### What to produce:
Go through the listing below and return each line that includes "email".

#### Material to process ####

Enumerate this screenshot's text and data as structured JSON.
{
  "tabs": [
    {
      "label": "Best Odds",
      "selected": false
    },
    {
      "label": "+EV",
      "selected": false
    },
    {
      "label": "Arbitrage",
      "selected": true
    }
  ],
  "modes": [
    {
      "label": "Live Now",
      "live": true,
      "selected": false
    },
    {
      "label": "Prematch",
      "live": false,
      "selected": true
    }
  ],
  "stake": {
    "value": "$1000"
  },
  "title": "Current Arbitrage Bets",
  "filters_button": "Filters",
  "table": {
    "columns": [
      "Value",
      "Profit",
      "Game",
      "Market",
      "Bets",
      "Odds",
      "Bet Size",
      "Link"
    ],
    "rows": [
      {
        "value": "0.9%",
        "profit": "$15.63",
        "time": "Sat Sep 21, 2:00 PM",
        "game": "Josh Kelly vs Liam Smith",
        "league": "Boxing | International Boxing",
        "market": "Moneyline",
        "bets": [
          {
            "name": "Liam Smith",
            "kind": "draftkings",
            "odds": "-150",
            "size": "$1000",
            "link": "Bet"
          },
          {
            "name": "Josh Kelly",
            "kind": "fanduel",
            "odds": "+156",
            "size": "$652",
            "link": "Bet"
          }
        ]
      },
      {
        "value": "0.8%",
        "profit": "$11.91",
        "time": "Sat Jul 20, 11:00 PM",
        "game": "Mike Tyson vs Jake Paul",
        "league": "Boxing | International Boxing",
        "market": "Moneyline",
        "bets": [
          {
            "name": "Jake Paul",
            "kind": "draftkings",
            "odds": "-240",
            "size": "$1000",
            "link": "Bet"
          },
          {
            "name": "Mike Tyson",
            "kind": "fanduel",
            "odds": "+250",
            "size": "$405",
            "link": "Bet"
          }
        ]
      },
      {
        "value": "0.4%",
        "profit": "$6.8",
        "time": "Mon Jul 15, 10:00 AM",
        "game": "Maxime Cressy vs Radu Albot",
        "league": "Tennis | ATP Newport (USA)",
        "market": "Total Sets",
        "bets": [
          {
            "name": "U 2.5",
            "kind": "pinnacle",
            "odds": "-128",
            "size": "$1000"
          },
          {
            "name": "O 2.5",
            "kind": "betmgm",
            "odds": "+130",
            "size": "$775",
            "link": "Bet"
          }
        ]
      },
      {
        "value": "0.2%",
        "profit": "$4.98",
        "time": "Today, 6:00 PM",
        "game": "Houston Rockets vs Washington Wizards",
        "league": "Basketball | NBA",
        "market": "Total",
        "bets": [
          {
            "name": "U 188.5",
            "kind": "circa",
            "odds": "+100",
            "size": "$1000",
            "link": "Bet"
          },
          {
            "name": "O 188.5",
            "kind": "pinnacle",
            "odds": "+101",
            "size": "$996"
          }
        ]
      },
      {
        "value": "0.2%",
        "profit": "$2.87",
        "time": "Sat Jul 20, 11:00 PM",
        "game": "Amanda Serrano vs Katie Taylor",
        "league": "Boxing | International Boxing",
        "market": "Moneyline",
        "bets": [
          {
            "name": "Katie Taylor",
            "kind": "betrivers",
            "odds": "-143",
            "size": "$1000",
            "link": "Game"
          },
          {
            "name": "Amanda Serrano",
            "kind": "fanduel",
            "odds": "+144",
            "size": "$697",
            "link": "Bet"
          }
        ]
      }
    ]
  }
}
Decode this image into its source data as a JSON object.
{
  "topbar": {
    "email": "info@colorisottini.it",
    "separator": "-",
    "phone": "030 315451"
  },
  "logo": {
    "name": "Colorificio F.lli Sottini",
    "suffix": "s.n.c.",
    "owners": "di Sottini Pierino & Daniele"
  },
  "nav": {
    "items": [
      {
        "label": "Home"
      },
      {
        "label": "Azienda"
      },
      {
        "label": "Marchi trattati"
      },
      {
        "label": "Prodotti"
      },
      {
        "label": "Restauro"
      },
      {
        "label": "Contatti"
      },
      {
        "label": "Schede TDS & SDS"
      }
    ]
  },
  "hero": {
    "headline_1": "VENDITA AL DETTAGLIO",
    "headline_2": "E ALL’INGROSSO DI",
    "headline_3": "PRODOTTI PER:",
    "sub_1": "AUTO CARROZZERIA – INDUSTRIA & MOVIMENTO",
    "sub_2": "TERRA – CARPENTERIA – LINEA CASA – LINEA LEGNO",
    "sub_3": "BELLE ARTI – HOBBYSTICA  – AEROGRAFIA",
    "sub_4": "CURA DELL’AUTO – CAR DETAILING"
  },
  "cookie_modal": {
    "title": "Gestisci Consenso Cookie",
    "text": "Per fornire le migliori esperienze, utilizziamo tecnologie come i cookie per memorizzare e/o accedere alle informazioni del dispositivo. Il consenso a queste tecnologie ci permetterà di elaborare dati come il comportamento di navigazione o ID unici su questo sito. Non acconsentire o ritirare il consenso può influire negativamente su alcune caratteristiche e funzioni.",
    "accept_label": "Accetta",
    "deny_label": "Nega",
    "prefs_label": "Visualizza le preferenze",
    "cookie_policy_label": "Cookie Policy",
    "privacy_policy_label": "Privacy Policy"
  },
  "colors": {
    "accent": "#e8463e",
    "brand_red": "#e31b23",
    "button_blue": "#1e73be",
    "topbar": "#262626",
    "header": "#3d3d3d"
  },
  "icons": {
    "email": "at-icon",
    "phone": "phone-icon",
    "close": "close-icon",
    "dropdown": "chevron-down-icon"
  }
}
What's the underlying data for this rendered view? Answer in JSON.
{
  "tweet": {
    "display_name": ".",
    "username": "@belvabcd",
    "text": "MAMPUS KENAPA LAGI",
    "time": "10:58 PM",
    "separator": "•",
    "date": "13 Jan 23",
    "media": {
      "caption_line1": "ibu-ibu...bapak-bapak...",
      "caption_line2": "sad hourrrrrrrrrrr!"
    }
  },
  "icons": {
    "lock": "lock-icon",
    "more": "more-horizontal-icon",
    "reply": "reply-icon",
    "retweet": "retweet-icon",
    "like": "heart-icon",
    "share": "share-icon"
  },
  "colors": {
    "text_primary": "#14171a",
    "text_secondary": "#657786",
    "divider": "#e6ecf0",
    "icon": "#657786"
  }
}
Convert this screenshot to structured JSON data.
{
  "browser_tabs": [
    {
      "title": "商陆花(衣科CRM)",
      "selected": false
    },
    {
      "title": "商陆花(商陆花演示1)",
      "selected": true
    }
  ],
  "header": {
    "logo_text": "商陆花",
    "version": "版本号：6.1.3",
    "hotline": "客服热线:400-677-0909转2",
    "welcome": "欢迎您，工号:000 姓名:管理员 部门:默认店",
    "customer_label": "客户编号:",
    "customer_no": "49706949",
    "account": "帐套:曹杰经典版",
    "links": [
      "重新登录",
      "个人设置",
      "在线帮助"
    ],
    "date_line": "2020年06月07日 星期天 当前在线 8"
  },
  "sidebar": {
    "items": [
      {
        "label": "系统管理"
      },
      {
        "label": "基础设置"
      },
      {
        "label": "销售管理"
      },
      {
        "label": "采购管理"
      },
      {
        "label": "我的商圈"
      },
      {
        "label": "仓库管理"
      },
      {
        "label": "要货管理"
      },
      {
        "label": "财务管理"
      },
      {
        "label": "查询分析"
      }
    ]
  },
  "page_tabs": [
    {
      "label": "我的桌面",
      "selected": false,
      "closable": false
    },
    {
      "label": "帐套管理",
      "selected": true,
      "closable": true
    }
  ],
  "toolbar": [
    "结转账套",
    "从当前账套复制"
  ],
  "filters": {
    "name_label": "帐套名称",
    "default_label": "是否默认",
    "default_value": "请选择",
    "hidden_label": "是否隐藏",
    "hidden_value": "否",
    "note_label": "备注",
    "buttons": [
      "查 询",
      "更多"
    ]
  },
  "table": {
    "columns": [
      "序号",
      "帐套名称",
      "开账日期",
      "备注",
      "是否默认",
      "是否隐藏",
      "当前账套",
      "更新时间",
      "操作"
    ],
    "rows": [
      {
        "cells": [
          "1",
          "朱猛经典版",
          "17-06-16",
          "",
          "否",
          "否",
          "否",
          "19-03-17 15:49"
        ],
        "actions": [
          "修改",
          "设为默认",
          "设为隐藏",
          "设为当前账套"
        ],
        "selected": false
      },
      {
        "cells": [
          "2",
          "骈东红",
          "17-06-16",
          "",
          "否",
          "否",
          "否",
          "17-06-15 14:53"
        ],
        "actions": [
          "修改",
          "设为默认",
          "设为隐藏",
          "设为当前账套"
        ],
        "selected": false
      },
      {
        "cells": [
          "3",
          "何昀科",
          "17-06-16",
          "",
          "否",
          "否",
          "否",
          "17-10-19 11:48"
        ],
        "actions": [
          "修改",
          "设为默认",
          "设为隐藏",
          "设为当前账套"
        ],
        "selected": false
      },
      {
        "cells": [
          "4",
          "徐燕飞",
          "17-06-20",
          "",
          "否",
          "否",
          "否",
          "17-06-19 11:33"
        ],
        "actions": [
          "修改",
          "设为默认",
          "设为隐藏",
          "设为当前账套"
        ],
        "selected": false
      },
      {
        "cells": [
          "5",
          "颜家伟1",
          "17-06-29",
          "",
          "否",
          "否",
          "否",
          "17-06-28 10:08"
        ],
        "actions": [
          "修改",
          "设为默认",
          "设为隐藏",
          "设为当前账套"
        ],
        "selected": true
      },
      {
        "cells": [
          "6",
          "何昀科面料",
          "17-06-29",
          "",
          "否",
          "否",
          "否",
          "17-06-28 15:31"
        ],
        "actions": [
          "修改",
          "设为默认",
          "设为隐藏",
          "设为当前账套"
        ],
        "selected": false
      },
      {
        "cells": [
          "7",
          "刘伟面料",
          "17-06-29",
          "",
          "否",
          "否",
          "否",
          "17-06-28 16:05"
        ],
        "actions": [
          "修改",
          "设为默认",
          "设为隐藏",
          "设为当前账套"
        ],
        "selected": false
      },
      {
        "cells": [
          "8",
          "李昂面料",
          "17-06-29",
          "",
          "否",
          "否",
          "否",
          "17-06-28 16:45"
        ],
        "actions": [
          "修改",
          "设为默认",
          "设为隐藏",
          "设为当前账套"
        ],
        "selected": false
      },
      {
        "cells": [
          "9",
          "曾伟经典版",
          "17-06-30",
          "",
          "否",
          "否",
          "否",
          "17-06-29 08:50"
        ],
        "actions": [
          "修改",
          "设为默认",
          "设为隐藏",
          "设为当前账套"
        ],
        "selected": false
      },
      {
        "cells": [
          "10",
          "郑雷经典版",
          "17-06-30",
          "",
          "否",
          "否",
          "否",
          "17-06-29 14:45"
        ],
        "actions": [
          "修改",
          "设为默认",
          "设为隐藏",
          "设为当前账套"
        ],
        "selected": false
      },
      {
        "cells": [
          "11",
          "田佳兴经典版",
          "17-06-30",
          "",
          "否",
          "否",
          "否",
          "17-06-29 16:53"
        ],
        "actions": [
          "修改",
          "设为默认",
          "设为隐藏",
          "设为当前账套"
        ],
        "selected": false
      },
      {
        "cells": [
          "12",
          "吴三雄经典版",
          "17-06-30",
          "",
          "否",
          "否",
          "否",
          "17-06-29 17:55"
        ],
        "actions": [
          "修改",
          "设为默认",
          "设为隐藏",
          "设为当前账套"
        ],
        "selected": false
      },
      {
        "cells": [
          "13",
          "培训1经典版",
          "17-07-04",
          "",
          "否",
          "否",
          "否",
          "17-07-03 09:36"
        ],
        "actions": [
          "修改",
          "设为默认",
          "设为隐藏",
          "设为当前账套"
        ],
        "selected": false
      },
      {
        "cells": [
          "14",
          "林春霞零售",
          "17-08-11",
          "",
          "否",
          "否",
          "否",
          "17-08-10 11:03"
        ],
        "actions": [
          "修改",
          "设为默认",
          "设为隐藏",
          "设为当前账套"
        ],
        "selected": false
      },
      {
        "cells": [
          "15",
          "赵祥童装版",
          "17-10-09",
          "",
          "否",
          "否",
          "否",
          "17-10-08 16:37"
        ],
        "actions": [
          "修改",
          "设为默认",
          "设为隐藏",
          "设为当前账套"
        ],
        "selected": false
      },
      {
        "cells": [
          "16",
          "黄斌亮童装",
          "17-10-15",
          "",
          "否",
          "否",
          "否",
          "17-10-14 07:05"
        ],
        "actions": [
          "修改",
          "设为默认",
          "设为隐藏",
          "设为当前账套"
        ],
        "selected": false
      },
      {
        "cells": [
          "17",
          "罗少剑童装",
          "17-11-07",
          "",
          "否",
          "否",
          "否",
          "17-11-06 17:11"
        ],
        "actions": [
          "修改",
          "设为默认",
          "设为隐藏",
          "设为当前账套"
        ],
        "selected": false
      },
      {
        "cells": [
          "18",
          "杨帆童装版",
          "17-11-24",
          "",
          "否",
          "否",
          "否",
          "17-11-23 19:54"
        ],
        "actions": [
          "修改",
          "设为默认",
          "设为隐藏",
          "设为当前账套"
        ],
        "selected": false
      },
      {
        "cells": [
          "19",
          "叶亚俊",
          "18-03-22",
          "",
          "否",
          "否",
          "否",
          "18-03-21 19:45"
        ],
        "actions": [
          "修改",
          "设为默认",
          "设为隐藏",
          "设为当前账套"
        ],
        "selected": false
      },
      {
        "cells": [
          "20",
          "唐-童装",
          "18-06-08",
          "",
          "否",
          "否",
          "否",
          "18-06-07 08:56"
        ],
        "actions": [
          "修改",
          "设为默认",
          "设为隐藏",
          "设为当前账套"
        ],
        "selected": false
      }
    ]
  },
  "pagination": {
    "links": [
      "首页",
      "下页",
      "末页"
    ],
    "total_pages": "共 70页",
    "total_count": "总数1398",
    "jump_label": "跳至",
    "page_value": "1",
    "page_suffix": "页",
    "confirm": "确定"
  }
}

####

### Final answer:
    "email": "info@colorisottini.it",
    "email": "at-icon",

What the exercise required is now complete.